It's important to note that not every grocery chain will have the same policies, so keep in mind that not every store is going to be able to accommodate you in the same way. Additionally, policies may have changed since the COVID-19 Pandemic, for instance, I'm not always allowed to bring in my own containers if the employees have to be cautious for health reasons. 

Being friendly and respectful of your local store's employees can get you a long way if you're wanting to expand your bulk buying habits.

3. Bulk Stores

If you'd rather skip the chain grocery, or if you discover that not all the household items you need are available in bulk, try looking for local bulk food stores, co-ops, and refilleries in your area. These stores are great for household cleaners, detergents, deodorants, and soaps. They tend to carry liquid products that you might not be able to find at a chain store.



Ask the staff about how to fill up on whatever products you're in the search for. Each store may vary on whether you are able to bring in your own containers or if they have containers available for you to purchase. Have fun looking around and discovering all the zero-waste bulk options you may not have even known were available! 

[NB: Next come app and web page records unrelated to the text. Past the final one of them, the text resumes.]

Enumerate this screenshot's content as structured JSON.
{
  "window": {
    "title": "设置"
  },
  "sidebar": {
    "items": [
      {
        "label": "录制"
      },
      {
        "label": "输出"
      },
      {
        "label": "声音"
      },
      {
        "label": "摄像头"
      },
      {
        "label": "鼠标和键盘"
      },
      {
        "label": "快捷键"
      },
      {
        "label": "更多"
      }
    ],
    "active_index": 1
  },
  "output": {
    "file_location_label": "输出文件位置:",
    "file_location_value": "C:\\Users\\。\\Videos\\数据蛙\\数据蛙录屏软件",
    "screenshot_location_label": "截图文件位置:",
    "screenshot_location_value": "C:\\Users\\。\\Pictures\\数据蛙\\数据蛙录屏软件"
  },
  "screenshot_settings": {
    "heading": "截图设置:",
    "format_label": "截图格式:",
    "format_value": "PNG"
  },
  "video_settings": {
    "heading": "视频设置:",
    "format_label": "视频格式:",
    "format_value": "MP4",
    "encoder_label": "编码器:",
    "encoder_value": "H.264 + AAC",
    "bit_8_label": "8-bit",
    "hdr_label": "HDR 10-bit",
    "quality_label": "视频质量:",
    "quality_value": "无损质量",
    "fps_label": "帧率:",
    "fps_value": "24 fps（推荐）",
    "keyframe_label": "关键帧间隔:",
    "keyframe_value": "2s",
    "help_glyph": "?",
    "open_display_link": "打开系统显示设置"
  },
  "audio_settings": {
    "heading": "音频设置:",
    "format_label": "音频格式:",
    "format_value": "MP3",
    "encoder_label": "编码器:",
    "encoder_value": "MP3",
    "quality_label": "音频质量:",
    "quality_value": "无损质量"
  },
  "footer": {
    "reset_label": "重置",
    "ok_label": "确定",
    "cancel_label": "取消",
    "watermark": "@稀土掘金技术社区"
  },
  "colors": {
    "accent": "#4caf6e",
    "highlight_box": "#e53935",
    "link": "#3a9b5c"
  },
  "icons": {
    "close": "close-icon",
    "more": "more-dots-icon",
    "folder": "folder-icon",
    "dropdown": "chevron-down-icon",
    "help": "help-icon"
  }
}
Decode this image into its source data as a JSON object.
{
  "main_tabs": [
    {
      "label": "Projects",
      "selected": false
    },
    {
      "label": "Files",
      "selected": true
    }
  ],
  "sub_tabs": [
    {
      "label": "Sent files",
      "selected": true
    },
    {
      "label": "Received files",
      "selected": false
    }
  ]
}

4. Is Buying in Bulk actually MORE expensive?

Fortunately, more often than not, buying in bulk is a cheaper option. Buying more product at a lower per unit cost saves you money as a consumer. 

I remember the first time I went to a bulk foods store and I was genuinely shocked at how affordable all the products were. I was spending pennies on the dollar compared to what I was used to. 

It can vary of course depending on what types of foods or products you're purchasing, so make sure to be aware of how much product you're getting before filling up your container.

It can be hard to be sure of prices when you go from simply looking at the price tag of an item to calculating out the weight and price. It can also be a little daunting and confusing if you find going to the grocery store to be low on your favorites list. 

There is a short learning curve when it comes to buying in bulk and that does include learning how much produce you need and the subsequent costs for each item. 

Thankfully over time (and a short learning curve) you'll realize which containers are best for laundry detergent vs granola. Having containers dedicated for certain products makes it easy to know what that product will end up costing you, since bulk foods are priced by weight. 

5. Is Bulk Buying Really Beneficial for the Environment?

The short answer is yes. 

Buying from the bulk section or from bulk stores means less packaging and less waste, plain and simple! Refilling an existing container means fewer containers need to be produced and subsequently thrown away.

We throw away about 391 metric tons of plastic every year. That's an almost incomprehensible amount of plastic waste. By using zero and low-waste shopping methods, you are actively reducing that waste. All the little steps and actions we take in our everyday lives to reduce our consumption and waste, snowballs over time into a substantial impact!


We hope that you have a few helpful tips to get you started on your bulk buying journey! And if you're an experienced bulk buyer, let us know any helpful tips you have for us in the comments below! 

Madeline Simmons


Thanks for the great information. We can buy very few things in bulk here. It is not always economical because of where you live…. do you know of any sources that ship bulk goods?

— Kate Manning